Debate Intensifies Over Future of CFA Franc in West Africa

Spread the love

THE debate on the future of the CFA franc in the six-member Central African Economic and Monetary Community (CEMAC) has intensified after it was announced last week that eight West African countries agreed to change the name of their common currency to Eco. They also severed the CFA franc’s links to former colonial ruler France.

The CFA franc used by west and central African states is considered by many as a sign of French interference in its former African colonies, and the main reason for the underdevelopment of CEMAC, which remains the poorest economic bloc in Africa.

According to VOA news, Louis Nsonkeng, a researcher and economic lecturer at the University of Bamenda-Cameroon, says when the Eco becomes legal tender, the eight West African states will have their financial freedom from the strong grip of former colonial master France. He says the six central African states that also use the CFA franc should immediately emulate the example of the west Africans.

“In 2017, the International Monetary Fund published the [list of] 10 richest countries in Africa,” Nsonkeng said. “None of the countries was from the CFA zone and most of these countries have their own currencies. If we discover that we don’t have the resources to manage a common currency, then we should dissolve the currency area. We should dissolve it and each country should decide on their own currency.”

Cameroon, Chad, Gabon, Equatorial Guinea, Central African Republic and Congo use the CFA franc. The CEMAC member states have more than 50 percent of their financial reserves kept in the French treasury, following agreements signed in 1948.

Thomas Babissakana, a Cameroon economist and financial expert, says such agreements drain the economies of central African states because France now uses the euro, yet France still controls its currency.

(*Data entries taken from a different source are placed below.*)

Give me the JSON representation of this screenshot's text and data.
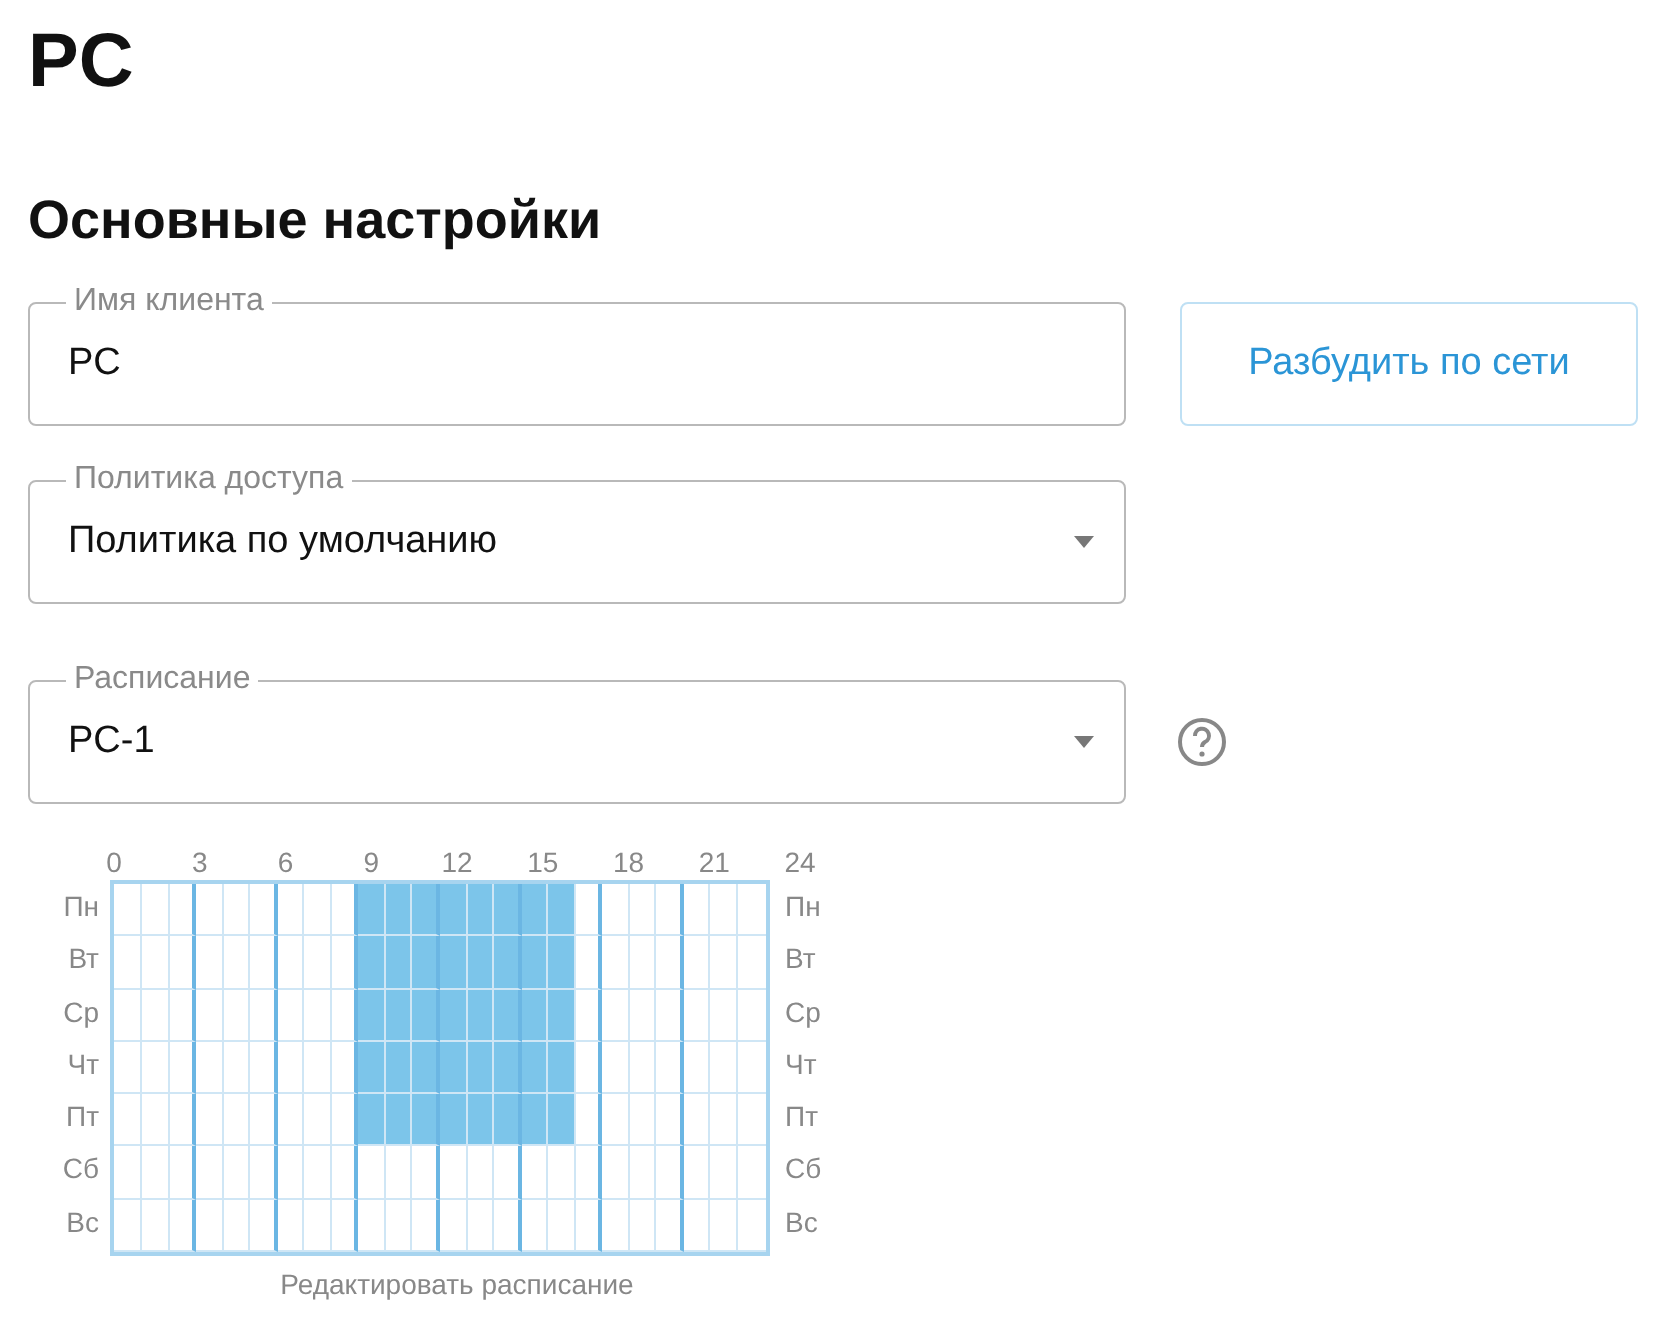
{
  "title": "PC",
  "section": "Основные настройки",
  "fields": [
    {
      "kind": "text",
      "label": "Имя клиента",
      "value": "PC"
    },
    {
      "kind": "select",
      "label": "Политика доступа",
      "value": "Политика по умолчанию"
    },
    {
      "kind": "select",
      "label": "Расписание",
      "value": "PC-1"
    }
  ],
  "wake_button": "Разбудить по сети",
  "schedule": {
    "hour_labels": [
      "0",
      "3",
      "6",
      "9",
      "12",
      "15",
      "18",
      "21",
      "24"
    ],
    "days": [
      {
        "label_left": "Пн",
        "label_right": "Пн",
        "hours": [
          false,
          false,
          false,
          false,
          false,
          false,
          false,
          false,
          false,
          true,
          true,
          true,
          true,
          true,
          true,
          true,
          true,
          false,
          false,
          false,
          false,
          false,
          false,
          false
        ]
      },
      {
        "label_left": "Вт",
        "label_right": "Вт",
        "hours": [
          false,
          false,
          false,
          false,
          false,
          false,
          false,
          false,
          false,
          true,
          true,
          true,
          true,
          true,
          true,
          true,
          true,
          false,
          false,
          false,
          false,
          false,
          false,
          false
        ]
      },
      {
        "label_left": "Ср",
        "label_right": "Ср",
        "hours": [
          false,
          false,
          false,
          false,
          false,
          false,
          false,
          false,
          false,
          true,
          true,
          true,
          true,
          true,
          true,
          true,
          true,
          false,
          false,
          false,
          false,
          false,
          false,
          false
        ]
      },
      {
        "label_left": "Чт",
        "label_right": "Чт",
        "hours": [
          false,
          false,
          false,
          false,
          false,
          false,
          false,
          false,
          false,
          true,
          true,
          true,
          true,
          true,
          true,
          true,
          true,
          false,
          false,
          false,
          false,
          false,
          false,
          false
        ]
      },
      {
        "label_left": "Пт",
        "label_right": "Пт",
        "hours": [
          false,
          false,
          false,
          false,
          false,
          false,
          false,
          false,
          false,
          true,
          true,
          true,
          true,
          true,
          true,
          true,
          true,
          false,
          false,
          false,
          false,
          false,
          false,
          false
        ]
      },
      {
        "label_left": "Сб",
        "label_right": "Сб",
        "hours": [
          false,
          false,
          false,
          false,
          false,
          false,
          false,
          false,
          false,
          false,
          false,
          false,
          false,
          false,
          false,
          false,
          false,
          false,
          false,
          false,
          false,
          false,
          false,
          false
        ]
      },
      {
        "label_left": "Вс",
        "label_right": "Вс",
        "hours": [
          false,
          false,
          false,
          false,
          false,
          false,
          false,
          false,
          false,
          false,
          false,
          false,
          false,
          false,
          false,
          false,
          false,
          false,
          false,
          false,
          false,
          false,
          false,
          false
        ]
      }
    ],
    "edit_link": "Редактировать расписание"
  }
}
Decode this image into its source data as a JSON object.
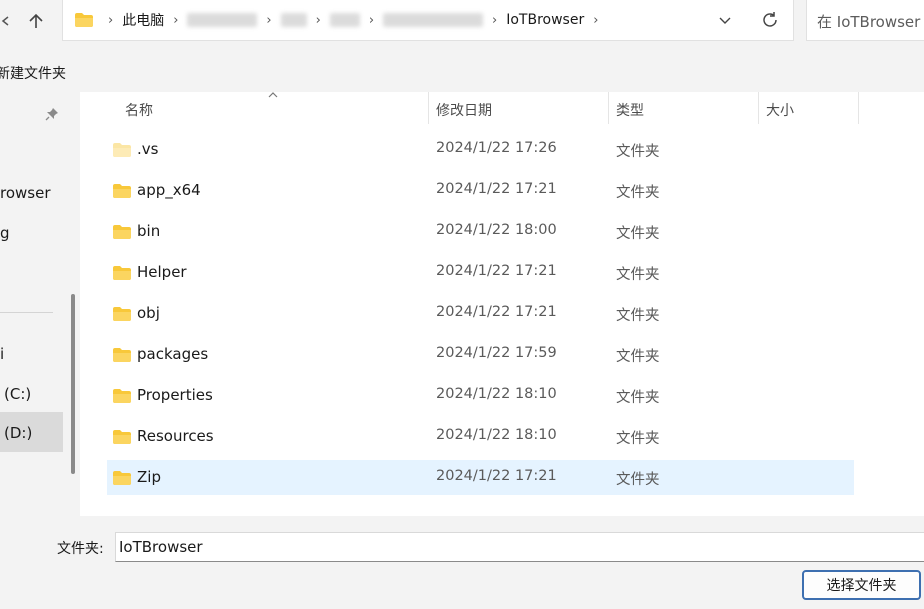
{
  "address_bar": {
    "crumbs": [
      "此电脑",
      "IoTBrowser"
    ],
    "blurred_crumb_count": 4
  },
  "search": {
    "placeholder": "在 IoTBrowser 中搜索"
  },
  "command_bar": {
    "new_folder_label": "新建文件夹"
  },
  "nav_pane": {
    "items": [
      {
        "label": "rowser"
      },
      {
        "label": "g"
      },
      {
        "label": "i"
      },
      {
        "label": "(C:)"
      },
      {
        "label": "(D:)",
        "selected": true
      }
    ]
  },
  "columns": {
    "name": "名称",
    "date": "修改日期",
    "type": "类型",
    "size": "大小"
  },
  "files": [
    {
      "name": ".vs",
      "date": "2024/1/22 17:26",
      "type": "文件夹",
      "hidden": true
    },
    {
      "name": "app_x64",
      "date": "2024/1/22 17:21",
      "type": "文件夹"
    },
    {
      "name": "bin",
      "date": "2024/1/22 18:00",
      "type": "文件夹"
    },
    {
      "name": "Helper",
      "date": "2024/1/22 17:21",
      "type": "文件夹"
    },
    {
      "name": "obj",
      "date": "2024/1/22 17:21",
      "type": "文件夹"
    },
    {
      "name": "packages",
      "date": "2024/1/22 17:59",
      "type": "文件夹"
    },
    {
      "name": "Properties",
      "date": "2024/1/22 18:10",
      "type": "文件夹"
    },
    {
      "name": "Resources",
      "date": "2024/1/22 18:10",
      "type": "文件夹"
    },
    {
      "name": "Zip",
      "date": "2024/1/22 17:21",
      "type": "文件夹",
      "selected": true
    }
  ],
  "footer": {
    "folder_label": "文件夹:",
    "folder_value": "IoTBrowser",
    "select_button": "选择文件夹"
  },
  "colors": {
    "folder": "#f8c83a",
    "selection": "#e5f3ff",
    "accent": "#3d6fb0"
  }
}
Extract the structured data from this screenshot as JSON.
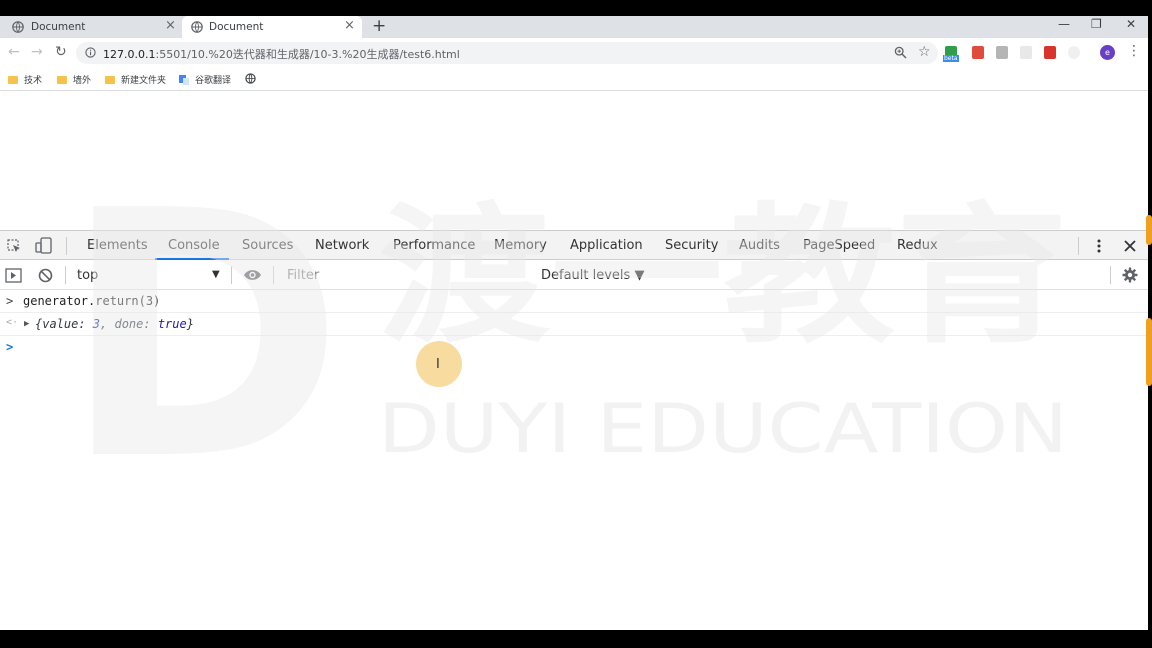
{
  "browser": {
    "tabs": [
      {
        "title": "Document",
        "active": false
      },
      {
        "title": "Document",
        "active": true
      }
    ],
    "new_tab_glyph": "+",
    "close_glyph": "×",
    "window_controls": {
      "minimize": "—",
      "restore": "❐",
      "close": "✕"
    },
    "nav": {
      "back": "←",
      "forward": "→",
      "reload": "↻"
    },
    "url_host": "127.0.0.1",
    "url_rest": ":5501/10.%20迭代器和生成器/10-3.%20生成器/test6.html",
    "star_glyph": "☆",
    "menu_glyph": "⋮",
    "ext_badge": "beta",
    "avatar_letter": "e",
    "bookmarks": [
      {
        "label": "技术",
        "icon": "folder-icon"
      },
      {
        "label": "墙外",
        "icon": "folder-icon"
      },
      {
        "label": "新建文件夹",
        "icon": "folder-icon"
      },
      {
        "label": "谷歌翻译",
        "icon": "google-translate-icon"
      },
      {
        "label": "",
        "icon": "globe-icon"
      }
    ]
  },
  "watermark": {
    "brand_cn": "渡一教育",
    "brand_en": "DUYI EDUCATION",
    "logo_letter": "D"
  },
  "devtools": {
    "tabs": [
      "Elements",
      "Console",
      "Sources",
      "Network",
      "Performance",
      "Memory",
      "Application",
      "Security",
      "Audits",
      "PageSpeed",
      "Redux"
    ],
    "active_tab": "Console",
    "context": "top",
    "filter_placeholder": "Filter",
    "levels": "Default levels ▼",
    "console": {
      "input_prompt": ">",
      "output_prompt": "<·",
      "command": "generator.return(3)",
      "result": {
        "open": "{value: ",
        "value": "3",
        "mid": ", done: ",
        "done": "true",
        "close": "}"
      },
      "expand_glyph": "▶",
      "active_prompt": ">"
    }
  },
  "colors": {
    "accent": "#1a73e8",
    "chrome_bg": "#dee1e6",
    "devtools_bar": "#f3f3f3",
    "cursor_highlight": "#f0be50"
  }
}
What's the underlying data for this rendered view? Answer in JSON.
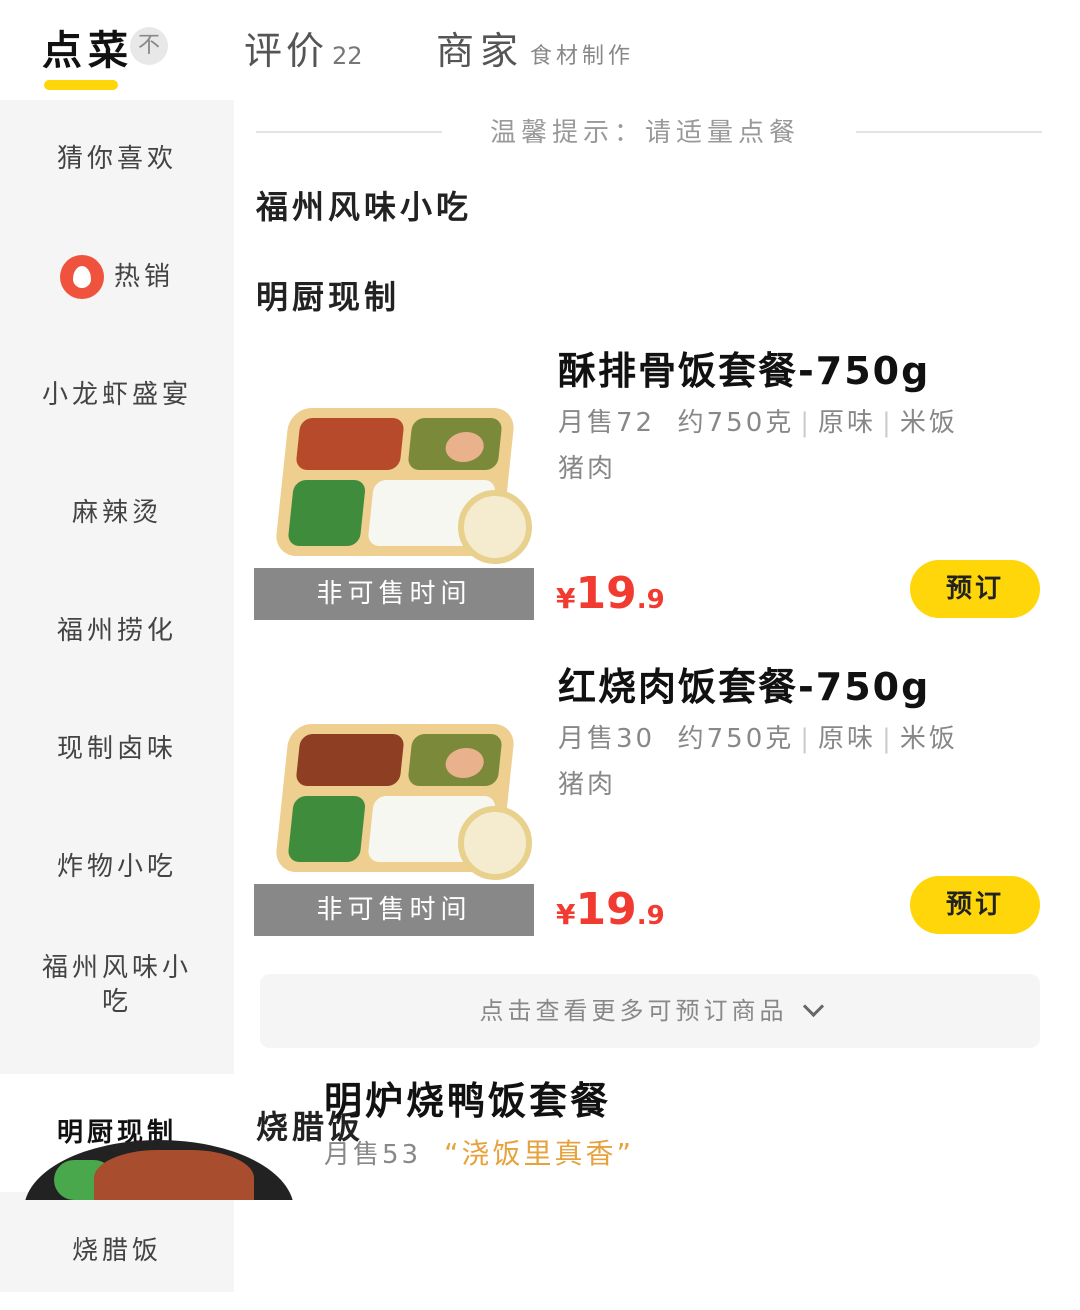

It is unthinkable, he says, that a country will claim it has its independence when its currency, which is an essential instrument for its economic policies, is controlled by a former colonial master.

The CFA franc, created in 1945, is considered by many as a sign of French interference in its former African colonies, even after the countries became independent.

The CFA franc was pegged to the French franc until 1999, when its value was fixed at about 660 CFA francs to one euro.

Daniel Ona Ondo, president of the CEMAC commission, says the six member states’ economic growth rate is estimated at 3 percent in 2019 — up from barely 1 percent in 2018 — and inflation remains under control at less than 3 percent. He says the most demanding issue is to consolidate regional integration before thinking of currency reforms.

Fourteen west and central African countries divided into two monetary unions, ECOWAS and CEMAC, use the CFA franc.